Tuesday, 26 June 2012

Set-backs in Taiwan's soft power

My core belief about Taiwan's soft power strategy is that it emphasises the wrong story: the narratives of Taiwan's successful democratisation and its current position as the first Chinese democracy are routinely ignored in favour of attempts to label Taiwan as the preserver of traditional Chinese culture. However, there is a significant flaw in my argument to which I need to draw attention, and that flaw is the continued use of the death penalty.

A recent report by the BBC  (http://www.bbc.co.uk/news/world-asia-18202396) highlights how Taiwan's judiciary often base their sentencing on unreliable evidence (or most disturbing of all, sometimes no evidence whatsoever). While this is hardly unique to Taiwan - all countries which mainain the death penalty risk making mistakes in sentencing the innocent to such a fate - this practice does constrain Taiwan's image as a maturing democracy and as a contrast to the PRC. Criticism by important organisations such as the European Union, and Amnesty International, more used to pointing the finger at the PRC than at Taiwan, has damaged its soft power.

However, I would suggest that what is more worrying than the fact that Taiwan maintains this barbaric practice, is that the political elites fear the wrath of public opinion should they decide to abolish the death penalty.

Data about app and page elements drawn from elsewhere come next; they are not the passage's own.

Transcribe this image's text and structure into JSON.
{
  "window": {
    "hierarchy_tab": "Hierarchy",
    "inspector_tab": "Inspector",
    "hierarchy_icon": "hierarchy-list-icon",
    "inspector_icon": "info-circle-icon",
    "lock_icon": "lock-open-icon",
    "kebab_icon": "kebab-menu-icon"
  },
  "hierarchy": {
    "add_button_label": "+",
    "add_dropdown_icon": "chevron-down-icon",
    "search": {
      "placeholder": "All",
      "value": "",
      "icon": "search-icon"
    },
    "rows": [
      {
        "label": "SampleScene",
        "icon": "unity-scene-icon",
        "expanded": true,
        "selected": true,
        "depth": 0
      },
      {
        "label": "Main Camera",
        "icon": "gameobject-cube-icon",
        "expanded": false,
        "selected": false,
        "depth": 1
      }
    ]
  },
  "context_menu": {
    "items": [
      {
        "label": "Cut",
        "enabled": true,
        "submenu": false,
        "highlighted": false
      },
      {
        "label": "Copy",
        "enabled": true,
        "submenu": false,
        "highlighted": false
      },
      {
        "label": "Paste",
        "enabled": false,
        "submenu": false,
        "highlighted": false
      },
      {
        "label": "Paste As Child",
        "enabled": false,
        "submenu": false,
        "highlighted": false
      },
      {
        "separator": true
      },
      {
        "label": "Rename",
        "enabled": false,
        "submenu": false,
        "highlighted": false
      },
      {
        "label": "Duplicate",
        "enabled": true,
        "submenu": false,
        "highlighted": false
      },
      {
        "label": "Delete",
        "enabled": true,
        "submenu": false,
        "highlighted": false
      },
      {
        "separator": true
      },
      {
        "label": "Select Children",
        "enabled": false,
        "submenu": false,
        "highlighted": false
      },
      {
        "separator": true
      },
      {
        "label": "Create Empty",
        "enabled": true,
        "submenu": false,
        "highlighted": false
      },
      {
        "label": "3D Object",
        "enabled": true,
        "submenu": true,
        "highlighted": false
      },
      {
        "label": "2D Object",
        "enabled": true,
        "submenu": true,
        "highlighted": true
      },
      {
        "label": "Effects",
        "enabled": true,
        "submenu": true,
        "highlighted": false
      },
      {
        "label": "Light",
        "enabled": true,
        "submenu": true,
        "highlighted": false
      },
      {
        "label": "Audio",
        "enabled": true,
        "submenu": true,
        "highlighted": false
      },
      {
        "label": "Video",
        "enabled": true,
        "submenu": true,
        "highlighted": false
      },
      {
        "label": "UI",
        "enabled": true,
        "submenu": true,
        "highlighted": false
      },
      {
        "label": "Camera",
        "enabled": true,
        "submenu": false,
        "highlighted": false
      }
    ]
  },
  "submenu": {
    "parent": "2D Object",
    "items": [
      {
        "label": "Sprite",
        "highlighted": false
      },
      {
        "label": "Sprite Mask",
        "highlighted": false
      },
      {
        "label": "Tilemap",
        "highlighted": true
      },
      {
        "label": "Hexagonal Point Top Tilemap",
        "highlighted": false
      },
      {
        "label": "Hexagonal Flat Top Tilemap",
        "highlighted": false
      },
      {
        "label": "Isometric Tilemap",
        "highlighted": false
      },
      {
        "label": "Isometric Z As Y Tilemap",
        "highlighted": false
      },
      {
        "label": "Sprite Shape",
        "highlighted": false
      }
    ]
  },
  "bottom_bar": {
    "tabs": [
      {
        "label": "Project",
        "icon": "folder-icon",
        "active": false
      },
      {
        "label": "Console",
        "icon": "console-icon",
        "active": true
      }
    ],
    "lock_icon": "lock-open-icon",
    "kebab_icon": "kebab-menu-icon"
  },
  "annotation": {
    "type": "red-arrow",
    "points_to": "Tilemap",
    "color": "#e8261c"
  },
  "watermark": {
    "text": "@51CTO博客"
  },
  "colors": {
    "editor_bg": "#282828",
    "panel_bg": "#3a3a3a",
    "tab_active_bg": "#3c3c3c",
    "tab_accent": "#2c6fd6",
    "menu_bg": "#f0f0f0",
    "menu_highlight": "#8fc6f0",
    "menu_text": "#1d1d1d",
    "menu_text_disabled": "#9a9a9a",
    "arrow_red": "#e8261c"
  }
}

Just because 'surveys show that more than 70% of the population favours it' does not make it right; sometimes leaders have to lead against public opinion - that is as much a characteristic of democracy as following it. The current President of Taiwan, Ma Ying-jeou, a keen advocate of 'Soft power', ended a short three year moratorium (2006-9) and appointed Justice Tseng Yung-fu who ordered four people executed in 2010 and a further five in 2011. 15 convicts were sentenced to death at the Supreme Court last year.

There are now 57 inmates serving time on death row. If Taiwan really wants to project itself as a benevolent democracy - and to provide an alternative to authoritarian rule in the PRC - then the abolition of the death penalty despite public opinion may just help elevate its international image and thus gather for Taiwan a little more support, respect and sympathy.

Wednesday, 6 June 2012

Sesame Street in Pakistan

Regular readers of this blog will know of my love for the American children's TV programme, Sesame Street, and my conviction of its role in international outreach. Its role in developing educational programmes around the world has been one of the greatest public diplomacy (or education diplomacy) success stories, mainly for two reasons: (i) it demonstrates the importance of acting positively and creating new opportunities and relationships with audiences (the importance of actually doing something, rather than just talking about it); and (ii) by encouraging local media organisations to create their own versions of Sesame Street that are embedded within local cultural contexts, the producers demonstrate a sensitivity to their audiences: "The US government thought it was on to a winner when it gave $20m (£13m) to fund a Pakistani version of the show, hoping it would raise the country's woeful literacy rates and help turn a young generation away from the siren call of religious extremism."

A report in yesterday's Guardian newspaper is therefore quite disturbing (http://www.guardian.co.uk/world/2012/jun/05/pakistan-sesame-street-funding-withdrawn?INTCMP=SRCH). It seems that the US Agency for International Development is withdrawing funding for the Pakistani version of Sesame Street, Sim Sim Hamara, because of 'financial irregularities', mismanagment and even corruption. Obviously the local prodcers, Rafi Peer, have denied the allegations.

Whatever the reason this is a very regrettable episode, and over above the soft power interests of developing a local version of Sesame Street, the only losers are Pakistan's children trapped in illiteracy.  

Monday, 4 June 2012

North Korea threatens to attack South Korean media

"There are but two powers in the world - the sword and the mind. In the long run, the sword is always beaten by the mind" - Napoleon Bonaparte. 

This quotation was used as the opening line of my PhD thesis almost twenty years ago, and came to mind again when I read an interesting story published by Channel News Asia (http://www.channelnewsasia.com/stories/afp_asiapacific/view/1205432/1/.html) which describes how the regime in North Korea has threatened to attack a number of South Korean media. Pyongyang has accused  major newspapers, Chosun Ilbo and JoongAng Ilbo, and three TV channels (KBS, MNBC, and SBS) of engaging in propaganda in their coverage of the 66th anniversary of the Korean Children's Union.

Seoul is right to take such threats seriously, and this episode suggests that the new leadership in Pyongyang is still consolidating its power. Identifying external enemies is, of course, always an easy way of mobilising support and boosting popular legitimacy. The media is the easiest target of all in the short run, but states who make enemies of the media would do well to remember Napoleon's remarks.

This story also demonstrates that the media are increasingly regarded as 'legitimate' targets by regimes around the world - whether it is Pyongyang, or the deliberate bombing of Al-Jazeera in Afghanistan and Iraq by US forces. This is a very worrying development in international communications and journalism and we need to do all we can to make sure that states are never again allowed to shoot the messenger.